Exploring healthcare pricing and spending is one way to understand underlying concerns that drive healthcare costs much higher than in other countries. For example, high prices can reflect rents resulting from healthcare market problems. Labor costs are a large share of total healthcare spending. These costs are driven by a variety of factors, including practice styles and the needs of patients.

Global Budgets

While price regulation may be disruptive, limiting overall spending (including prices and utilization) can lead to cost savings. In several industrialized countries, global budgets and expenditure caps are commonly used to constrain the growth of hospital and physician expenditures.
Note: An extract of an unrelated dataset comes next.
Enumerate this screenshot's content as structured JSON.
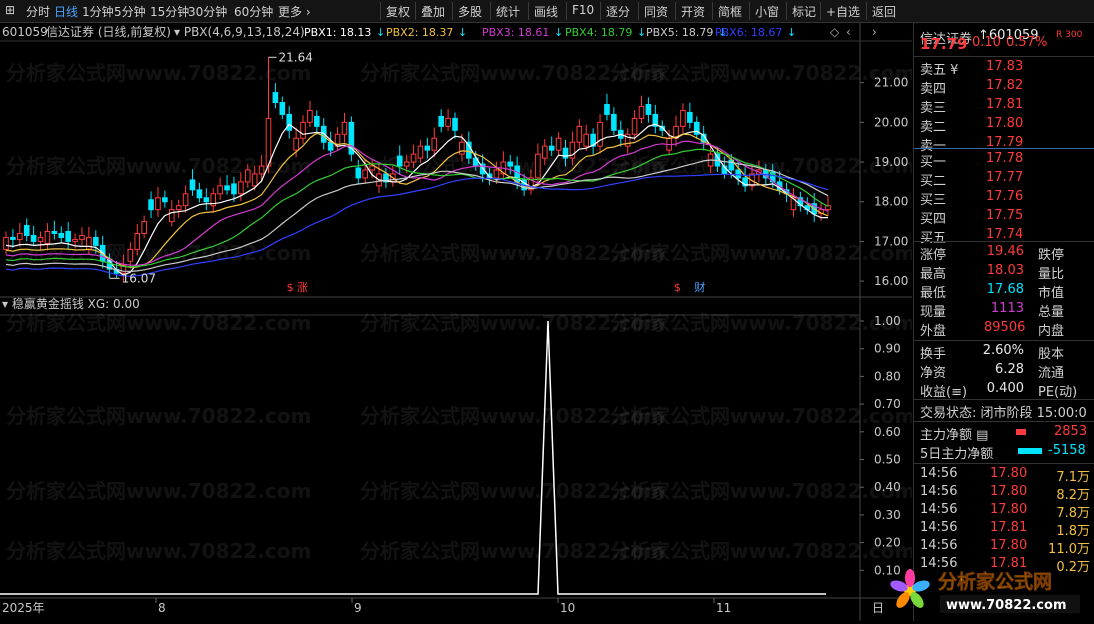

While the available literature on these approaches reflects limited empirical assessment, current evidence suggests that such caps can lower inflation-adjusted hospital spending by 9-17 percent.

These caps typically apply to hospitals, though some are restricted to particular types of hospitals, such as rural or teaching facilities. Additionally, some arrangements allow providers to keep the savings they generate by coming in under budget while sharing losses that come with going over the budget.

Hospital global budgets offer a direct link between a financing source and provider, making them easier to negotiate and administer than other cost control measures that would require negotiating between the funding source and commercial insurance plans. This could facilitate broader implementation of initiatives like direct itemized healthcare pricing, rate update limits, and price caps.

Value-Based Payments

Inflating medical-cost trends are driving payers and patients to search for better value in healthcare. Traditionally, most payments have been tied to a fee-for-service model that can incentivize providers to increase service volume. Alternative payment models, including value-based payment (VBP), can change these financial incentives by linking payments to quality and cost. These arrangements can vary from pay-for-performance bonuses that reward providers for meeting a performance target to fully integrated care models that assume risk for a defined population of patients. Whether through these and other models, payers are increasingly embracing VBP. These arrangements may now comprise up to 40% of all healthcare spending. As a result, improved medical-cost management by providers in these models can support enterprise value growth.

Out-of-Pocket Payments

Out-of-pocket payments are the costs patients pay without the help of insurance or reimbursement. These payments include copayments, coinsurance, and deductibles.

In 2015, the median amount that non-elderly families paid out of pocket for healthcare was $451. Out-of-pocket spending varies substantially by family income. Families with low incomes spend less, while families in high-income groups spend more.

The Medical Expenditure Panel Survey (MEPS-HC) collects detailed data on healthcare utilization, expenditures, and insurance coverage for the entire U.S. population. It provides state-level estimates of healthcare expenses, including out-of-pocket and premium contributions. These estimates do not include monthly premiums for employer-sponsored insurance but incorporate other non-insurance medical spending types, such as cash payments for uninsured services and over-the-counter medicine.

Electronic Health Records

EHRs consolidate patients’ medical charts into digital documents that are updated in real time and instantly available to authorized providers. These digital records include details of a patient’s medical history, prescriptions, allergies, radiology images, and lab work.

EHR systems have been shown to save healthcare organizations substantial money. For example, EHRs provide tools to manage billing and insurance claims more efficiently by automating coding and eliminating many mistakes that cause rejected or denied payments. Moreover, they track electronic messages to staff, other clinicians, hospitals, and laboratories, helping to cut the costs of manual communication. However, for small physician practices, initial EHR systems can cost up to $44,000 per office and require a significant increase in staff hours at the start. This may be fine for larger organizations but will challenge smaller ones to achieve the expected savings. Internal savings from using EHRs typically come from reduced costs of obtaining and managing medications, improved utilization of diagnostic tests, and fewer billing errors.